The premise itself, sounds so compelling! A mother returned from prison, fighting for custody of her son, who falls for a soldier, traumatized by the horrors of war. She's aided by an idealistic young attorney, played adequately by Emma Roberts. But while I should be championing this woman for wanting to get her life together, and get her son back, I don't. She hasn't changed, she's a HORRIBLE person, devoid of any sense of morality, or even one remotely likeable trait. She's vile! She shouldn't have her son back, and while I'm happy she does find love, it's obvious, she doesn't deserve Peter, and could potentially be more harmful for both him and her son, than good. There isn't even an ending! She just gives up.

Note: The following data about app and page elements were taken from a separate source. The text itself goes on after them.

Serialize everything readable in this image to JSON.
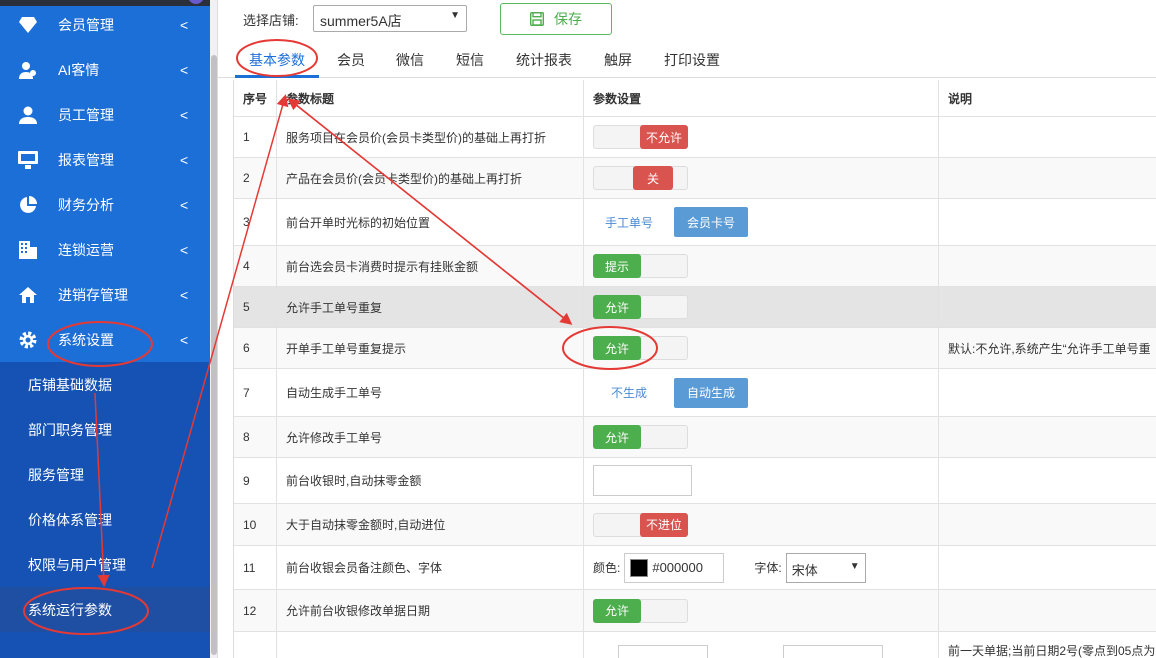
{
  "sidebar": {
    "items": [
      {
        "label": "会员管理",
        "icon": "diamond-icon"
      },
      {
        "label": "AI客情",
        "icon": "user-headset-icon"
      },
      {
        "label": "员工管理",
        "icon": "user-icon"
      },
      {
        "label": "报表管理",
        "icon": "monitor-icon"
      },
      {
        "label": "财务分析",
        "icon": "pie-chart-icon"
      },
      {
        "label": "连锁运营",
        "icon": "building-icon"
      },
      {
        "label": "进销存管理",
        "icon": "home-icon"
      },
      {
        "label": "系统设置",
        "icon": "gear-icon"
      }
    ],
    "chevron": "<",
    "submenu": [
      {
        "label": "店铺基础数据"
      },
      {
        "label": "部门职务管理"
      },
      {
        "label": "服务管理"
      },
      {
        "label": "价格体系管理"
      },
      {
        "label": "权限与用户管理"
      },
      {
        "label": "系统运行参数"
      }
    ]
  },
  "toolbar": {
    "store_label": "选择店铺:",
    "store_value": "summer5A店",
    "save_label": "保存"
  },
  "tabs": [
    "基本参数",
    "会员",
    "微信",
    "短信",
    "统计报表",
    "触屏",
    "打印设置"
  ],
  "table": {
    "headers": [
      "序号",
      "参数标题",
      "参数设置",
      "说明"
    ],
    "rows": [
      {
        "no": "1",
        "title": "服务项目在会员价(会员卡类型价)的基础上再打折",
        "setting": "不允许"
      },
      {
        "no": "2",
        "title": "产品在会员价(会员卡类型价)的基础上再打折",
        "setting": "关"
      },
      {
        "no": "3",
        "title": "前台开单时光标的初始位置",
        "opt_a": "手工单号",
        "opt_b": "会员卡号"
      },
      {
        "no": "4",
        "title": "前台选会员卡消费时提示有挂账金额",
        "setting": "提示"
      },
      {
        "no": "5",
        "title": "允许手工单号重复",
        "setting": "允许"
      },
      {
        "no": "6",
        "title": "开单手工单号重复提示",
        "setting": "允许",
        "note": "默认:不允许,系统产生“允许手工单号重"
      },
      {
        "no": "7",
        "title": "自动生成手工单号",
        "opt_a": "不生成",
        "opt_b": "自动生成"
      },
      {
        "no": "8",
        "title": "允许修改手工单号",
        "setting": "允许"
      },
      {
        "no": "9",
        "title": "前台收银时,自动抹零金额"
      },
      {
        "no": "10",
        "title": "大于自动抹零金额时,自动进位",
        "setting": "不进位"
      },
      {
        "no": "11",
        "title": "前台收银会员备注颜色、字体",
        "color_label": "颜色:",
        "color_value": "#000000",
        "font_label": "字体:",
        "font_value": "宋体"
      },
      {
        "no": "12",
        "title": "允许前台收银修改单据日期",
        "setting": "允许"
      },
      {
        "no": "",
        "title": "",
        "note": "前一天单据;当前日期2号(零点到05点为"
      }
    ]
  },
  "colors": {
    "sidebar": "#1d6fd8",
    "submenu": "#1652b3",
    "on": "#4cae4c",
    "off": "#d9534f",
    "annotation": "#e53935"
  }
}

Zachary's beautiful performance excluded, this movie felt empty. With such a promising, and thought-provoking title like, "Who We Are Now," I wanted more. I wanted to feel inspired by this mother's love for her son, and I didn't. I did however, feel so moved, and drawn to Zachary's character, who literally carried this movie on his back, and almost made it worth watching. We need more of him, we need to hand over the spotlight to HIM, he needs more opportunities for his ohhhhh so obvious destiny as the lovely, leading man. I needed more from this movie, but more importantly, HE needed more, he deserved more. I love you, Zachary, I love who you are now, and who you've always been, and Hollywood is failing you, not understanding the absolute GEM they have!!! Somebody give this man a role worthy of his unique, absolutely transfixing, visceral, infinitely faceted talent! I need more movies that see him for who he truly is, that just let him step out of the supporting actor shadow, and be ELECTRIC!!!!! I'm so proud of him, and even though I did not like this movie, I adored his role, and how he brought such depth to a truly dismal story.
<3 <3 <3 <3 <3 <3

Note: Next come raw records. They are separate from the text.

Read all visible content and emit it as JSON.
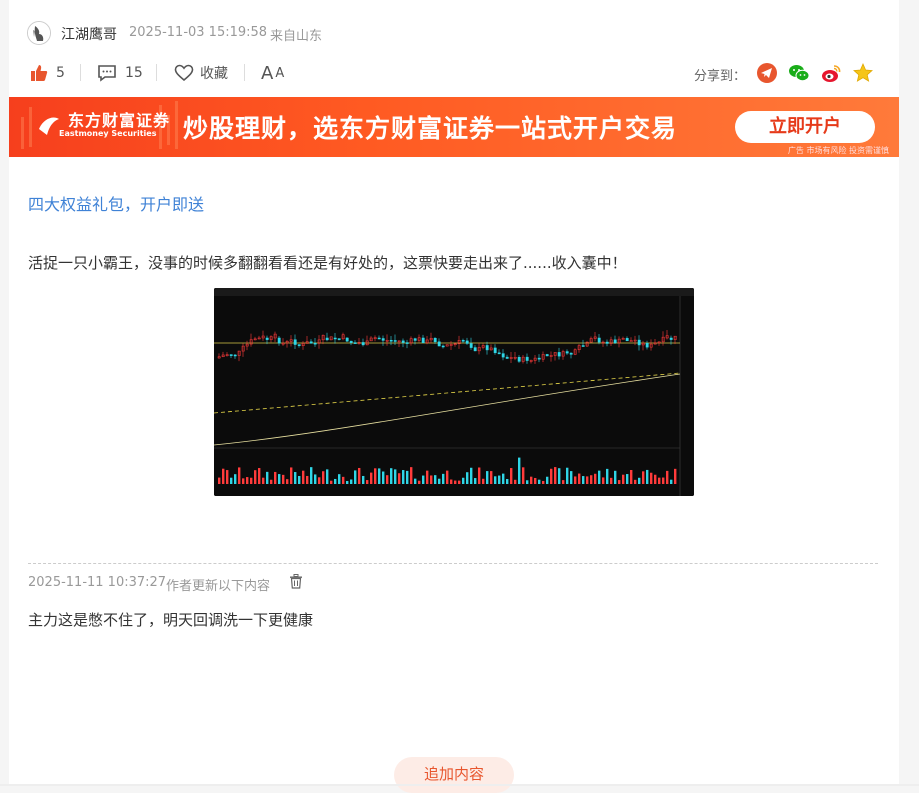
{
  "post": {
    "author": "江湖鹰哥",
    "timestamp": "2025-11-03 15:19:58",
    "location": "来自山东",
    "promo_link": "四大权益礼包，开户即送",
    "body": "活捉一只小霸王，没事的时候多翻翻看看还是有好处的，这票快要走出来了......收入囊中！"
  },
  "actions": {
    "like_count": "5",
    "comment_count": "15",
    "favorite_label": "收藏",
    "font_size_label_big": "A",
    "font_size_label_small": "A",
    "share_label": "分享到："
  },
  "banner": {
    "brand_cn": "东方财富证券",
    "brand_en": "Eastmoney Securities",
    "slogan": "炒股理财，选东方财富证券一站式开户交易",
    "button": "立即开户",
    "ad_note": "广告 市场有风险 投资需谨慎"
  },
  "update": {
    "time": "2025-11-11 10:37:27",
    "label": "作者更新以下内容",
    "text": "主力这是憋不住了，明天回调洗一下更健康"
  },
  "footer": {
    "add_content": "追加内容"
  },
  "colors": {
    "accent": "#e8562e",
    "link": "#3f82d6",
    "banner": "#f63f1d"
  }
}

The character of Jess irks me in another, more general way. Emma Roberts, besides being a talented actress, is a woman of exceptional beauty and skin complexion. In America, girls with such physical qualities almost never have as their career goal to be lawyers helping the lower strata of society. They either choose more snazzy and lucrative professions or at least try to get a job with major law firms that provide more career exposure, a better pay, and better marriage prospects. But, this is nothing new. One of the reasons movies, even when they deal with serious subjects, lose some of their verisimilitude is the fact that most actors look much better than common people in the street they're supposed to portray.